“Tangled Up in Blue” closed out the first set. “Blowin’ in the Wind” came as an encore. For many people, those performances would be the highlights of the night. I appreciated those two songs as well, but having heard them a million times before, they were not my personal highlights. I really enjoyed the Sinatra interpretations. I also thought all five Tempest selections were extremely strong.
Overall, it was a mellow show. People sat down most of the night, and the lamps and dull spotlights made for a ‘songs around the campfire’ stage aesthetic. If I were attending with a bunch of friends looking for a rowdy night on the Rocks, I think I may have been disappointed. For an evening on the Rocks with my wife and daughter, it really was perfect though. Even my 13-year-old enjoyed the show. We had a game where she’d guess if the song was Sinatra or Dylan. She achieved a perfect score (only hesitating on “Autumn Leaves”).

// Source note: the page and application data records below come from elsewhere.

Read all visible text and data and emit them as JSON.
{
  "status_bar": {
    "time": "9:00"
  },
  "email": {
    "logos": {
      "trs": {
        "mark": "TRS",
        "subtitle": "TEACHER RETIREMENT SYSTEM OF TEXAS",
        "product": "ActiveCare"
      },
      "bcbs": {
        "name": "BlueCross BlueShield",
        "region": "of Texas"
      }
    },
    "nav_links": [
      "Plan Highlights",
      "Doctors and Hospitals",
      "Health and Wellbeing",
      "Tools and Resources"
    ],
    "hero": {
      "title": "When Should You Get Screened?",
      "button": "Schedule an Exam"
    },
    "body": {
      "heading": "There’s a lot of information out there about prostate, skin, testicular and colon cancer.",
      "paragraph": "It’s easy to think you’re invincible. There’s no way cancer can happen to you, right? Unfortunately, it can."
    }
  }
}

The only negative thing I can say about the whole night is regarding the photography and phone policy. People come to Red Rocks from around the country (and world) to see shows at the iconic venue, so for Dylan to ban all photography and phone use, even when nobody was on stage, was extremely out of line. I understand the desire to have people enjoy the show without the distraction of technology, but when security is running around threatening ejection all night, it becomes a distraction itself.
The performance lasted two hours (including the intermission) and covered twenty songs. It was exactly the same set the band has been performing for the past year or so. The lack of improvisation and interaction with the crowd could have made for a stale ‘going through the motions’ performance, but it didn’t come across that way at all. Every musician on the stage was a master of his craft, including Bob Dylan. Everyone has the right to their own opinion, but Dylan will always be known as one of the greatest songwriters of all time. He is over the hill and (when it comes to performing his songs from the 60’s and 70’s) he is past his prime, but if your expectations are set correctly, you can still have a whoppin’ good time. If you weren’t there, you’ll just have to take my word for it though, because there will be no pictures or video to prove I’m telling the truth.
If You’re Ready (Come Go With Me)
Take Us Back
Can You Get to That
I’ll Take You There
Bob Dylan and His Band:
Things Have Changed
She Belongs to Me
Beyond Here Lies Nothin’
What’ll I Do
Pay in Blood
I’m a Fool to Want You
Tangled Up in Blue
High Water (For Charley Patton)
Why Try to Change Me Now
Early Roman Kings
I Could Have Told You
Spirit on the Water
All or Nothing at All
Long and Wasted Years
Blowin’ in the Wind